Mismatched is the hip fashion trend these days. (I’m certain the use of the word “hip” here shows how very out of touch I am with any current trends, though!) My girls separate socks I have perfectly paired together in an effort to express their personalities. Even shoes can be mismatched and look stylish if you know what you’re doing (at least my 4-year-old is able to pull it off)!
As I put the blue lid on the pink cup and insert a green straw, I can’t help but think of the ensembles my little girls are able to perfect. Attempting to disguise my lack of effort to hunt for a matching lid, I deliver juice to my daughter with a declaration that her cup is “mismatched”. Brown eyes light up with a smile that expresses her awe. I have to admit that I gave myself a good pat on the back.
Isn’t this something you’ve condemned your husband for doing?
Conviction has a way of creeping up on me. This helpful man I married receives a lashing of ungratefulness because my judgment of mismatched cups from his hands equates laziness as opposed to embracing a fad. He tries to tell me that there’s more than one way to get from point A to point B. And deep down, I know my way isn’t the only way but… good luck convincing me that it’s not the best way.
This is our marriage: A world of different perspectives, varying opinions, and alternative ways. Frustration is built from too many expectations. “Expectations kill relationships,” I read in Ann Voskamp's book, One Thousand Gifts. I must admit that they have endangered my marriage.
With marriages failing all around me, I’ve pulled out my magnifying glass to examine my own. Under honest scrutiny, I can see myself as the root of the problem. Just the other day, instead of counting gifts, I found myself adding up frustrations.
I’ve told him before that bread doesn’t go in the fridge! I yank the container out. Placing it on the counter, I find myself reflective. My new Lenten practice challenges me to count the gift of a husband who puts away leftovers, allowing me to exercise with friends. This challenges my skewed perspective.
Of course he forgot to relay our daughter’s request the night she asked him to so I could be certain to have her shirt ready! An altered perspective would be realizing it is much easier to point fingers in blame at his mistakes rather than the piles of dirty laundry I’ve been neglecting. Not to mention the fact that he handled bedtime once again as I headed out the door.
The list threatens to grow in length very quickly. Danger is ahead and I am keenly aware. In keeping the frustrations to myself, I give off the appearance of keeping the peace. After all, love covers a multitude of wrongs, right? One of many problems with this is that I wasn’t forgiving and forgetting. I was keeping score for an upcoming war!
My unsuspecting husband’s actions added another offense to my tally in the middle of my thoughts. “I am growing very frustrated with you.” I informed him in a calm tone surprising both of us. “It’s just a bunch of little things but I can feel them building up and I might just explode.”
He looked dumbfounded as he responded, “I’ll be careful to stay out of your way.” Instead of lashing out at his statement, I took it for the unique dry humor it was intended to be. In doing so, I avoided sparking any fires with the choice weapon of my tongue. The volcano never erupted.
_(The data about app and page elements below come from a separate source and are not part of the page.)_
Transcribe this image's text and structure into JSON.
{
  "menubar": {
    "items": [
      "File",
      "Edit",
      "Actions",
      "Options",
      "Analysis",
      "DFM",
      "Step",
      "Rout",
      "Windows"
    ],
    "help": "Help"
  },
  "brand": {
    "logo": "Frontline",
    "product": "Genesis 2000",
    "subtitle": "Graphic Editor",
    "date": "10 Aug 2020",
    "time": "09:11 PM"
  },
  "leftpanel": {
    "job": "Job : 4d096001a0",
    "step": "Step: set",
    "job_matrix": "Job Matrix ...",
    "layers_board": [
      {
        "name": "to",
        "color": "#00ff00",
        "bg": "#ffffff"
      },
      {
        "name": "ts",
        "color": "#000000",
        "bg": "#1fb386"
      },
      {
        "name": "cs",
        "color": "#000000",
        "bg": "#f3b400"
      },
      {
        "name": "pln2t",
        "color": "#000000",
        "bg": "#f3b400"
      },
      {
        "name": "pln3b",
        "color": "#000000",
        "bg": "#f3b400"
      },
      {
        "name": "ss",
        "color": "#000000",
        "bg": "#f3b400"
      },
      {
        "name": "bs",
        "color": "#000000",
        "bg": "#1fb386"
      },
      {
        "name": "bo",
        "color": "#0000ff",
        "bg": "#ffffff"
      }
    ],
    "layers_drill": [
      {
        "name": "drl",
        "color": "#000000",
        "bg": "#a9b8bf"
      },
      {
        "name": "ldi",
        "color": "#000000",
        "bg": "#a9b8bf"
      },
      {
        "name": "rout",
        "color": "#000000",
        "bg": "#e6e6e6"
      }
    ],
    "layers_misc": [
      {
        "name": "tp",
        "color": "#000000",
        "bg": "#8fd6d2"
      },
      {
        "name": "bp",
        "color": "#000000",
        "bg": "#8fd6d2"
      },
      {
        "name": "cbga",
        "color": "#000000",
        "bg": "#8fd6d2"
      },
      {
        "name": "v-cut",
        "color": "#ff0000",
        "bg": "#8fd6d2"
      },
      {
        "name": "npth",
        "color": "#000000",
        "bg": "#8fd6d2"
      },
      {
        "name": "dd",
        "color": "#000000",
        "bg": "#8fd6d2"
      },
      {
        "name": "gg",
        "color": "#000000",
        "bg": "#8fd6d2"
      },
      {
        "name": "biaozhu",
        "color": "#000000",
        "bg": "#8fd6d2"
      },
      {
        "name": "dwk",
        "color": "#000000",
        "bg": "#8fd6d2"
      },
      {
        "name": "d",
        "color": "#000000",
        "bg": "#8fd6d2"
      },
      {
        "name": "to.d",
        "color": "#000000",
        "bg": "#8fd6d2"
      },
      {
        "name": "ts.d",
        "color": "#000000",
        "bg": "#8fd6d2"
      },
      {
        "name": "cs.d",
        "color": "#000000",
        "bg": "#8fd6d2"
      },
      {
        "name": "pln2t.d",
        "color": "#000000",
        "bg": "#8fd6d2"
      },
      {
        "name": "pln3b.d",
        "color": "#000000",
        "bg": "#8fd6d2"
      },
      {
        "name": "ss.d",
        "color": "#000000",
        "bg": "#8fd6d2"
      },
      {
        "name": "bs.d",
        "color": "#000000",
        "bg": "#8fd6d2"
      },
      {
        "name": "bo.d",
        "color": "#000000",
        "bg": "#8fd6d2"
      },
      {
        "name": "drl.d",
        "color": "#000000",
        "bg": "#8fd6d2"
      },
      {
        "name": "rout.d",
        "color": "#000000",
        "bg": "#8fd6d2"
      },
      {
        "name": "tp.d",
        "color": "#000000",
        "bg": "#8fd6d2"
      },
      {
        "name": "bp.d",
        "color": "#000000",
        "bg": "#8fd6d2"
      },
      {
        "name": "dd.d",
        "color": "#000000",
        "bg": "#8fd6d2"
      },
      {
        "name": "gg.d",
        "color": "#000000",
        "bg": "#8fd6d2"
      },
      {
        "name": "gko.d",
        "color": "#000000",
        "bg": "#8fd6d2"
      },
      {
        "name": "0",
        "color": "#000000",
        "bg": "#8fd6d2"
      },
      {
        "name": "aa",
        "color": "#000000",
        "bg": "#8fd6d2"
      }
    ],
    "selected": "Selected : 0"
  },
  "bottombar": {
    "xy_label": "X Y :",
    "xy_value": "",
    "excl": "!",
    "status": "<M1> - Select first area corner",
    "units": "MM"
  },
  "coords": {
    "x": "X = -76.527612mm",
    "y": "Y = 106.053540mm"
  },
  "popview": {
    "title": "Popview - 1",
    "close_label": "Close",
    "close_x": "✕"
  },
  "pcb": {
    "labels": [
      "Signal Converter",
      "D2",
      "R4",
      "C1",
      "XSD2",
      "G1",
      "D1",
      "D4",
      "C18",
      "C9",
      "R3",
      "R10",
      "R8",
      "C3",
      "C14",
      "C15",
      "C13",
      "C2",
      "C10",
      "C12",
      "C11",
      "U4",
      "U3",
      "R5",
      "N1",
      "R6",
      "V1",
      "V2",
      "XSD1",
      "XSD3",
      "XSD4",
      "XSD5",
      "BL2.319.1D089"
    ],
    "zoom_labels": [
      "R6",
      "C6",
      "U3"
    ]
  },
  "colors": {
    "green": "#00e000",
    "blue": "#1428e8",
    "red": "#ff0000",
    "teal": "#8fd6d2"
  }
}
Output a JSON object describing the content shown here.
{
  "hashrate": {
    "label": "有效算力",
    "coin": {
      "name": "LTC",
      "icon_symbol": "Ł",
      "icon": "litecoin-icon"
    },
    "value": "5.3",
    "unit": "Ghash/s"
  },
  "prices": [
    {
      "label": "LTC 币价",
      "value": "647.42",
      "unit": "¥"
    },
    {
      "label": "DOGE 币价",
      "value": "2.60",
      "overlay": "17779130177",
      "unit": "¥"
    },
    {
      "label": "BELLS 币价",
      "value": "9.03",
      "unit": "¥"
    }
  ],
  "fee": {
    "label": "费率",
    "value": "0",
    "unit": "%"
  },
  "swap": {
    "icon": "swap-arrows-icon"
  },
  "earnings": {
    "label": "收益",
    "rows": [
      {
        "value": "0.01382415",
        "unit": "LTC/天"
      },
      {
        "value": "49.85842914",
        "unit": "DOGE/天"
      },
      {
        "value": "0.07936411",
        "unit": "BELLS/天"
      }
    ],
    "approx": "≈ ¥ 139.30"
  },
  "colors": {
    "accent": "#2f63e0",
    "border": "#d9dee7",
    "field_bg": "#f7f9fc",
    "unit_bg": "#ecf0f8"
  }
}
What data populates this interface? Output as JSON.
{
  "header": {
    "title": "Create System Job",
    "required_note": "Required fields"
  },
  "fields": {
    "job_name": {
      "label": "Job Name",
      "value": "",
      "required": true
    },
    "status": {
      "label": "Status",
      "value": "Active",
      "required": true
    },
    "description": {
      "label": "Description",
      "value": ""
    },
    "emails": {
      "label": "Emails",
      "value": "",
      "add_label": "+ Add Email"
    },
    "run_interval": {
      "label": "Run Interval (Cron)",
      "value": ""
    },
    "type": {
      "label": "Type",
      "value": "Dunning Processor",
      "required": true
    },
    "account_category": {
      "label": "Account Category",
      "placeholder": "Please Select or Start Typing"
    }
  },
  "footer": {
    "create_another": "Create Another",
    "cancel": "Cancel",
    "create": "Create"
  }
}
Later, my spouse informed me that it is a lot easier to listen to me when he doesn’t need to feel defensive. (Who wouldn’t feel the need to be on guard when they’re being yelled at?) While I excuse it as passion because I care, he shuts off when he perceives my tone as volatile. Maybe there is something to be said for different perspectives?
His late night tendencies give him the energy to deal with our children at bedtime. While my embrace of the morning helps them get off to school on time. Three little girls need a daddy who welcomes silliness. And I need a laid back man who doesn’t complain that I’m far from perfect. For years, I’ve tried to strongly encourage him to live up to my expectations. Slowly, I’m learning that our differences don’t make us a mismatch. The contrasts between us are why God thought we were the perfect team. I may never look at a pair of mismatched socks the same.
Are you able to embrace your marriage as a mismatch made in Heaven?
If you long to be reassured that your life is normal, be sure to purchase up a copy of Jill Savage’s new book, No More Perfect Moms. And don’t forget to sign up for the Hearts at Home National Conference the weekend of March 15-16 in Normal, IL!